How Cash-Strapped Cities Will Handle Terrorism
The marathon bombings in Boston have cities across the country asking how they can prevent similar tragedies. For NYPD Commissioner Ray Kelly, when it comes to preparing for an attack in New York, "the new normal is the old normal." Kelly established a massive anti-terrorism unit after 9/11, and he credits it with stopping 16 criminal acts to date.
"There's a whole array of threats out there and we don't see a diminishment of the threat," Kelly told an audience today at New York Ideas, hosted by The Atlantic and the Aspen Ideas Institute.
But one thing certainly has changed: according to Kelly, the NYPD has 6,000 fewer officers than it did a decade or so ago. Most of those personnel cuts have come as the result of shrinking city budgets — another familiar tune for cities across the country. So how does a cash-strapped city keep up with terrorism in times of fiscal difficulty?
The short answer is public surveillance cameras. The long answer is smarter public surveillance cameras.
It's no secret that Manhattan is filled with cameras. Lower Manhattan, in particular, is blanketed with an intricate system of cameras and license-plate readers monitored by both public officials and the private sector. Kelly said the N.Y.P.D. has plans to move that same program up to midtown — specifically 30th to 60th streets — and to other vulnerable parts of the city as well.
Part of what makes this strategy so efficient, despite a reduction in the size of the police force, is that cameras are handling more of the workload on their own. Analytics enable the cameras to see something and say something, if you will: they can determine if a package has been left in a particular spot for a long period of time, for instance, and track back through files to find a person wearing a certain color shirt.
"Technology has been a major factor is allowing us to operate with 6,000 fewer officers," Kelly said.
At the same time, Kelly recognizes that cities will have to develop unique counter-terrorism measures, since the NUPD model won't work for everyone. Nor should it, according to Kelly's logic, since New York remains the most appealing target for terrorists in the United States. Instead, he says, cities must decide on approaches based on their individual cultures and levels of threat.
"They have to make their own decisions," he said.
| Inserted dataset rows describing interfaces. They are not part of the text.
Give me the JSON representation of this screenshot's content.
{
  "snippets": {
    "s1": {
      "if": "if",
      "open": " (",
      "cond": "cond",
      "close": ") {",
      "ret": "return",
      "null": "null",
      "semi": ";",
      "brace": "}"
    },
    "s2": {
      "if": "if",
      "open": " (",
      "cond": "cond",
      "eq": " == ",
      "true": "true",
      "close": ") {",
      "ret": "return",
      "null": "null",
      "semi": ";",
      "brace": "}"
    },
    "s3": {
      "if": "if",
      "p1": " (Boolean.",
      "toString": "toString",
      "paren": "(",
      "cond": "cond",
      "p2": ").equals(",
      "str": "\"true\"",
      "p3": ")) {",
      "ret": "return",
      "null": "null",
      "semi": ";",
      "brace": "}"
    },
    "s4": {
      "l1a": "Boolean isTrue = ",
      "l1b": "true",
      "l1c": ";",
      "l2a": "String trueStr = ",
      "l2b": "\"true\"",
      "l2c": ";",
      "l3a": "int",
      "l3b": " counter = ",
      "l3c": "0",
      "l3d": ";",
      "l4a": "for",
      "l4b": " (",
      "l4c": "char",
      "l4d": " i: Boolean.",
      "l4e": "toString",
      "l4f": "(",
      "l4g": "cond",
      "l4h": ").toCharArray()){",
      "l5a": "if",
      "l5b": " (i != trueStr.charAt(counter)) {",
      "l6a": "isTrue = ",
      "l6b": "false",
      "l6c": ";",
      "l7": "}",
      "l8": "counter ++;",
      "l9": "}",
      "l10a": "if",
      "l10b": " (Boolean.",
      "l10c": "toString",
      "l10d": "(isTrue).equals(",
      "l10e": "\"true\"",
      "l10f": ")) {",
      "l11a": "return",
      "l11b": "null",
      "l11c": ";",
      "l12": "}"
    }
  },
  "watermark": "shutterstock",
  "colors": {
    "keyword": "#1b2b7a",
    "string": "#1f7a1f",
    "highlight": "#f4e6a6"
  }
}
Earlier in the day, speaking about technology in general, Google Executive Chairman Eric Schmidt said that different places will develop their own answers to "the core privacy question of the rights of the public versus individuals." Schmidt said he thought that, after Boston, American cities will become even more comfortable with the idea of cameras. Just like New York did years ago.
Top image: New York Police Department camera feeds are displayed on a screen inside of the Executive Command Center at NYPD headquarters in New York August 5, 2011. The NYPD has worked since 9/11 on a long-term project to permanently increase vigilance in Lower Manhattan and Midtown, home to prominent financial institutions and national landmarks. (Lucas Jackson/Reuters)